But, even a low probability for a disaster means that when that disaster happens, it is not a simple one. The result: a great deal of opposition to building nuclear power plants.
The catastrophe in the Gulf of Mexico, off the coast of Louisiana, is a similar story then for offshore oil drilling. When environmentalists worried about the potential downsides, well, even President Obama minimized those concerns; he said,
today we’re announcing the expansion of offshore oil and gas exploration, but in ways that balance the need to harness domestic energy resources and the need to protect America’s natural resources. Under the leadership of Secretary Salazar, we’ll employ new technologies that reduce the impact of oil exploration. We’ll protect areas that are vital to tourism, the environment, and our national security. And we’ll be guided not by political ideology, but by scientific evidence.
That's why my administration will consider potential areas for development in the mid and south Atlantic and the Gulf of Mexico, while studying and protecting sensitive areas in the Arctic. That’s why we’ll continue to support development of leased areas off the North Slope of Alaska, while protecting Alaska’s Bristol Bay.
chastised the president for not expanding the idea:
House Minority Leader John Boehner (R-Ohio) dismissed the president's plan as not going far enough in opening up U.S. waters for exploration.
The irony of it all: Candidate Obama made it very clear that offshore drilling would not deliver any benefit. In the video below, Candidate Obama actually says "let me make it clear ...."
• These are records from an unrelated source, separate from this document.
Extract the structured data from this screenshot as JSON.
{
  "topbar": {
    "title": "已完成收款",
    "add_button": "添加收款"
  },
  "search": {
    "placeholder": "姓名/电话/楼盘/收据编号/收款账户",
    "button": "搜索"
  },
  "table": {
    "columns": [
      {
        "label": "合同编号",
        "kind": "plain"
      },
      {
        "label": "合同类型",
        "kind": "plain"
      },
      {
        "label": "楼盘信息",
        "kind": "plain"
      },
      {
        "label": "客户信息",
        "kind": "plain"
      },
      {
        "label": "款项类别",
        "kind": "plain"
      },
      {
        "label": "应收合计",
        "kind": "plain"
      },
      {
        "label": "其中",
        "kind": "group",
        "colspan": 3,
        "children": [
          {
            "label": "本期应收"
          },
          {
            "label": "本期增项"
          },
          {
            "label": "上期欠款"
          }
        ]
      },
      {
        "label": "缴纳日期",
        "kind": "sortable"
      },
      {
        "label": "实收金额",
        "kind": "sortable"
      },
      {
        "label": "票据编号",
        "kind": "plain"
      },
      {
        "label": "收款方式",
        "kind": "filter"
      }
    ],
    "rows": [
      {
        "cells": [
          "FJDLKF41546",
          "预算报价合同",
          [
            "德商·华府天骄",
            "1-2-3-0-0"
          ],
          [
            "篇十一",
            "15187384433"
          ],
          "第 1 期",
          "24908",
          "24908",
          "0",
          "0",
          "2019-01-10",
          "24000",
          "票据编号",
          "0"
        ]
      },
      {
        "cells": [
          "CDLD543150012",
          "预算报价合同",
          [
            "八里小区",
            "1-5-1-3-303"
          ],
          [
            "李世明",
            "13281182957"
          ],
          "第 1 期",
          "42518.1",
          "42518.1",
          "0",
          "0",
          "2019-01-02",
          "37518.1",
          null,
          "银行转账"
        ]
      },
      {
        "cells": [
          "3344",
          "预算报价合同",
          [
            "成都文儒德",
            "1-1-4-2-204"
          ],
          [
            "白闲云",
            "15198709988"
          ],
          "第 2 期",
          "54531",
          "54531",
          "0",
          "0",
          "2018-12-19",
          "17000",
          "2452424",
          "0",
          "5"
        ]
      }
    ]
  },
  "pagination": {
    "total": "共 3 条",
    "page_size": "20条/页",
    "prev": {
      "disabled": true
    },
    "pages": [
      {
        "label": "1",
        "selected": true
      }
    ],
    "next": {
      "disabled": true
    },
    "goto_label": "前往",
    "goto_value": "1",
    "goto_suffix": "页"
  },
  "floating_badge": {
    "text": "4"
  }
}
I suppose after getting elected, President Obama saw things differently, as politicians often do after winning the election!